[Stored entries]
+---+

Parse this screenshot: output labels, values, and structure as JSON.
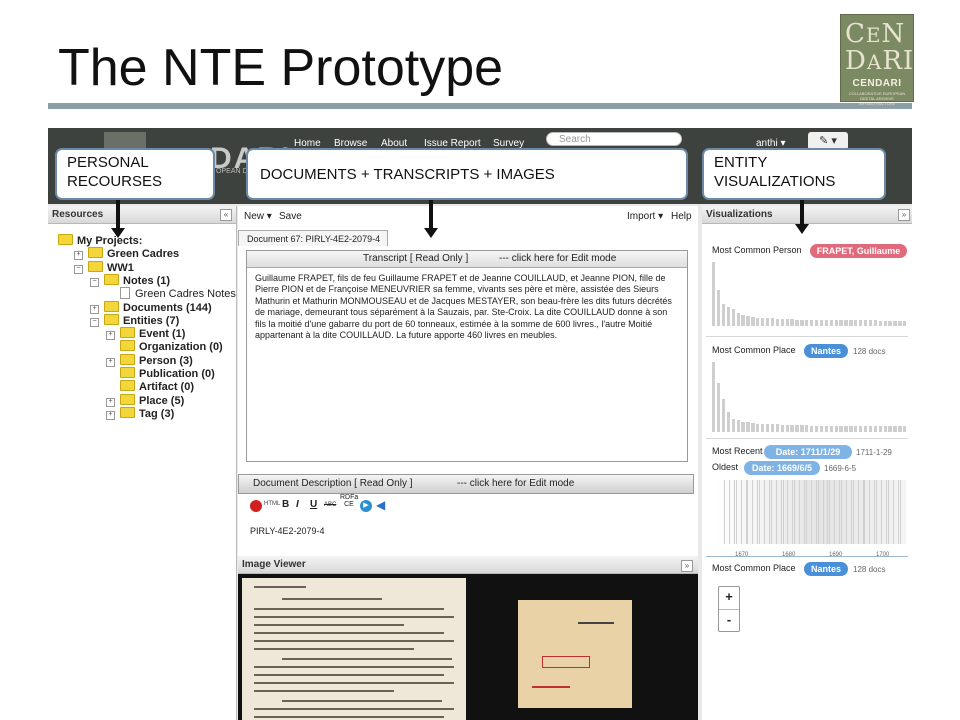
{
  "slide": {
    "title": "The NTE Prototype",
    "logo_word": "CENDARI",
    "logo_sub": "COLLABORATIVE EUROPEAN DIGITAL ARCHIVE INFRASTRUCTURE"
  },
  "app": {
    "brand_text": "DARI",
    "brand_sub": "OPEAN DIGITAL CTURE",
    "nav": [
      "Home",
      "Browse",
      "About",
      "Issue Report",
      "Survey"
    ],
    "search_placeholder": "Search",
    "user": "anthi ▾",
    "edit_button": "✎ ▾"
  },
  "callouts": {
    "personal": "PERSONAL RECOURSES",
    "documents": "DOCUMENTS + TRANSCRIPTS + IMAGES",
    "entity": "ENTITY VISUALIZATIONS"
  },
  "resources": {
    "header": "Resources",
    "collapse": "«",
    "tree": [
      {
        "label": "My Projects:",
        "level": 0,
        "kind": "folder",
        "toggle": ""
      },
      {
        "label": "Green Cadres",
        "level": 1,
        "kind": "folder",
        "toggle": "+"
      },
      {
        "label": "WW1",
        "level": 1,
        "kind": "folder",
        "toggle": "−"
      },
      {
        "label": "Notes (1)",
        "level": 2,
        "kind": "folder",
        "toggle": "−"
      },
      {
        "label": "Green Cadres Notes",
        "level": 3,
        "kind": "doc",
        "toggle": ""
      },
      {
        "label": "Documents (144)",
        "level": 2,
        "kind": "folder",
        "toggle": "+"
      },
      {
        "label": "Entities (7)",
        "level": 2,
        "kind": "folder",
        "toggle": "−"
      },
      {
        "label": "Event (1)",
        "level": 3,
        "kind": "folder",
        "toggle": "+"
      },
      {
        "label": "Organization (0)",
        "level": 3,
        "kind": "folder",
        "toggle": ""
      },
      {
        "label": "Person (3)",
        "level": 3,
        "kind": "folder",
        "toggle": "+"
      },
      {
        "label": "Publication (0)",
        "level": 3,
        "kind": "folder",
        "toggle": ""
      },
      {
        "label": "Artifact (0)",
        "level": 3,
        "kind": "folder",
        "toggle": ""
      },
      {
        "label": "Place (5)",
        "level": 3,
        "kind": "folder",
        "toggle": "+"
      },
      {
        "label": "Tag (3)",
        "level": 3,
        "kind": "folder",
        "toggle": "+"
      }
    ]
  },
  "center": {
    "new_label": "New ▾",
    "save_label": "Save",
    "import_label": "Import ▾",
    "help_label": "Help",
    "doc_tab": "Document 67: PIRLY-4E2-2079-4",
    "transcript_head": "Transcript  [ Read Only ]",
    "edit_prompt": "--- click here for Edit mode",
    "transcript_text": "Guillaume FRAPET, fils de feu Guillaume FRAPET et de Jeanne COUILLAUD, et Jeanne PION, fille de Pierre PION et de Françoise MENEUVRIER sa femme, vivants ses père et mère, assistée des Sieurs Mathurin et Mathurin MONMOUSEAU et de Jacques MESTAYER, son beau-frère les dits futurs décrétés de mariage, demeurant tous séparément à la Sauzais, par. Ste-Croix. La dite COUILLAUD donne à son fils la moitié d'une gabarre du port de 60 tonneaux, estimée à la somme de 600 livres., l'autre Moitié appartenant à la dite COUILLAUD. La future apporte 460 livres en meubles.",
    "desc_head": "Document Description  [ Read Only ]",
    "desc_edit_prompt": "--- click here for Edit mode",
    "desc_text": "PIRLY-4E2-2079-4",
    "image_viewer": "Image Viewer",
    "toolbar_html": "HTML",
    "toolbar_b": "B",
    "toolbar_i": "I",
    "toolbar_u": "U",
    "toolbar_abc": "ABC",
    "toolbar_rdfa": "RDFa CE"
  },
  "visualizations": {
    "header": "Visualizations",
    "collapse": "»",
    "person_label": "Most Common Person",
    "person_pill": "FRAPET, Guillaume",
    "person_color": "#e06a7c",
    "place_label": "Most Common Place",
    "place_pill": "Nantes",
    "place_docs": "128 docs",
    "blue": "#4a90d9",
    "recent_label": "Most Recent",
    "recent_pill": "Date: 1711/1/29",
    "recent_value": "1711-1-29",
    "oldest_label": "Oldest",
    "oldest_pill": "Date: 1669/6/5",
    "oldest_value": "1669-6-5",
    "timeline_ticks": [
      "1670",
      "1680",
      "1690",
      "1700"
    ],
    "place2_label": "Most Common Place",
    "place2_pill": "Nantes",
    "place2_docs": "128 docs",
    "zoom_in": "+",
    "zoom_out": "-",
    "person_bars": [
      100,
      56,
      34,
      30,
      27,
      20,
      17,
      16,
      14,
      13,
      12,
      12,
      12,
      11,
      11,
      11,
      11,
      10,
      10,
      10,
      10,
      10,
      10,
      10,
      10,
      10,
      10,
      10,
      9,
      9,
      9,
      9,
      9,
      9,
      8,
      8,
      8,
      8,
      8,
      8
    ],
    "place_bars": [
      100,
      70,
      47,
      28,
      19,
      17,
      15,
      14,
      13,
      12,
      12,
      11,
      11,
      11,
      10,
      10,
      10,
      10,
      10,
      10,
      9,
      9,
      9,
      9,
      9,
      9,
      9,
      9,
      9,
      9,
      9,
      9,
      9,
      8,
      8,
      8,
      8,
      8,
      8,
      8
    ]
  }
}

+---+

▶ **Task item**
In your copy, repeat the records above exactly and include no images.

▶ **Exercise solution**
Parse this screenshot: output labels, values, and structure as JSON.
{
  "slide": {
    "title": "The NTE Prototype",
    "logo_word": "CENDARI",
    "logo_sub": "COLLABORATIVE EUROPEAN DIGITAL ARCHIVE INFRASTRUCTURE"
  },
  "app": {
    "brand_text": "DARI",
    "brand_sub": "OPEAN DIGITAL CTURE",
    "nav": [
      "Home",
      "Browse",
      "About",
      "Issue Report",
      "Survey"
    ],
    "search_placeholder": "Search",
    "user": "anthi ▾",
    "edit_button": "✎ ▾"
  },
  "callouts": {
    "personal": "PERSONAL RECOURSES",
    "documents": "DOCUMENTS + TRANSCRIPTS + IMAGES",
    "entity": "ENTITY VISUALIZATIONS"
  },
  "resources": {
    "header": "Resources",
    "collapse": "«",
    "tree": [
      {
        "label": "My Projects:",
        "level": 0,
        "kind": "folder",
        "toggle": ""
      },
      {
        "label": "Green Cadres",
        "level": 1,
        "kind": "folder",
        "toggle": "+"
      },
      {
        "label": "WW1",
        "level": 1,
        "kind": "folder",
        "toggle": "−"
      },
      {
        "label": "Notes (1)",
        "level": 2,
        "kind": "folder",
        "toggle": "−"
      },
      {
        "label": "Green Cadres Notes",
        "level": 3,
        "kind": "doc",
        "toggle": ""
      },
      {
        "label": "Documents (144)",
        "level": 2,
        "kind": "folder",
        "toggle": "+"
      },
      {
        "label": "Entities (7)",
        "level": 2,
        "kind": "folder",
        "toggle": "−"
      },
      {
        "label": "Event (1)",
        "level": 3,
        "kind": "folder",
        "toggle": "+"
      },
      {
        "label": "Organization (0)",
        "level": 3,
        "kind": "folder",
        "toggle": ""
      },
      {
        "label": "Person (3)",
        "level": 3,
        "kind": "folder",
        "toggle": "+"
      },
      {
        "label": "Publication (0)",
        "level": 3,
        "kind": "folder",
        "toggle": ""
      },
      {
        "label": "Artifact (0)",
        "level": 3,
        "kind": "folder",
        "toggle": ""
      },
      {
        "label": "Place (5)",
        "level": 3,
        "kind": "folder",
        "toggle": "+"
      },
      {
        "label": "Tag (3)",
        "level": 3,
        "kind": "folder",
        "toggle": "+"
      }
    ]
  },
  "center": {
    "new_label": "New ▾",
    "save_label": "Save",
    "import_label": "Import ▾",
    "help_label": "Help",
    "doc_tab": "Document 67: PIRLY-4E2-2079-4",
    "transcript_head": "Transcript  [ Read Only ]",
    "edit_prompt": "--- click here for Edit mode",
    "transcript_text": "Guillaume FRAPET, fils de feu Guillaume FRAPET et de Jeanne COUILLAUD, et Jeanne PION, fille de Pierre PION et de Françoise MENEUVRIER sa femme, vivants ses père et mère, assistée des Sieurs Mathurin et Mathurin MONMOUSEAU et de Jacques MESTAYER, son beau-frère les dits futurs décrétés de mariage, demeurant tous séparément à la Sauzais, par. Ste-Croix. La dite COUILLAUD donne à son fils la moitié d'une gabarre du port de 60 tonneaux, estimée à la somme de 600 livres., l'autre Moitié appartenant à la dite COUILLAUD. La future apporte 460 livres en meubles.",
    "desc_head": "Document Description  [ Read Only ]",
    "desc_edit_prompt": "--- click here for Edit mode",
    "desc_text": "PIRLY-4E2-2079-4",
    "image_viewer": "Image Viewer",
    "toolbar_html": "HTML",
    "toolbar_b": "B",
    "toolbar_i": "I",
    "toolbar_u": "U",
    "toolbar_abc": "ABC",
    "toolbar_rdfa": "RDFa CE"
  },
  "visualizations": {
    "header": "Visualizations",
    "collapse": "»",
    "person_label": "Most Common Person",
    "person_pill": "FRAPET, Guillaume",
    "person_color": "#e06a7c",
    "place_label": "Most Common Place",
    "place_pill": "Nantes",
    "place_docs": "128 docs",
    "blue": "#4a90d9",
    "recent_label": "Most Recent",
    "recent_pill": "Date: 1711/1/29",
    "recent_value": "1711-1-29",
    "oldest_label": "Oldest",
    "oldest_pill": "Date: 1669/6/5",
    "oldest_value": "1669-6-5",
    "timeline_ticks": [
      "1670",
      "1680",
      "1690",
      "1700"
    ],
    "place2_label": "Most Common Place",
    "place2_pill": "Nantes",
    "place2_docs": "128 docs",
    "zoom_in": "+",
    "zoom_out": "-",
    "person_bars": [
      100,
      56,
      34,
      30,
      27,
      20,
      17,
      16,
      14,
      13,
      12,
      12,
      12,
      11,
      11,
      11,
      11,
      10,
      10,
      10,
      10,
      10,
      10,
      10,
      10,
      10,
      10,
      10,
      9,
      9,
      9,
      9,
      9,
      9,
      8,
      8,
      8,
      8,
      8,
      8
    ],
    "place_bars": [
      100,
      70,
      47,
      28,
      19,
      17,
      15,
      14,
      13,
      12,
      12,
      11,
      11,
      11,
      10,
      10,
      10,
      10,
      10,
      10,
      9,
      9,
      9,
      9,
      9,
      9,
      9,
      9,
      9,
      9,
      9,
      9,
      9,
      8,
      8,
      8,
      8,
      8,
      8,
      8
    ]
  }
}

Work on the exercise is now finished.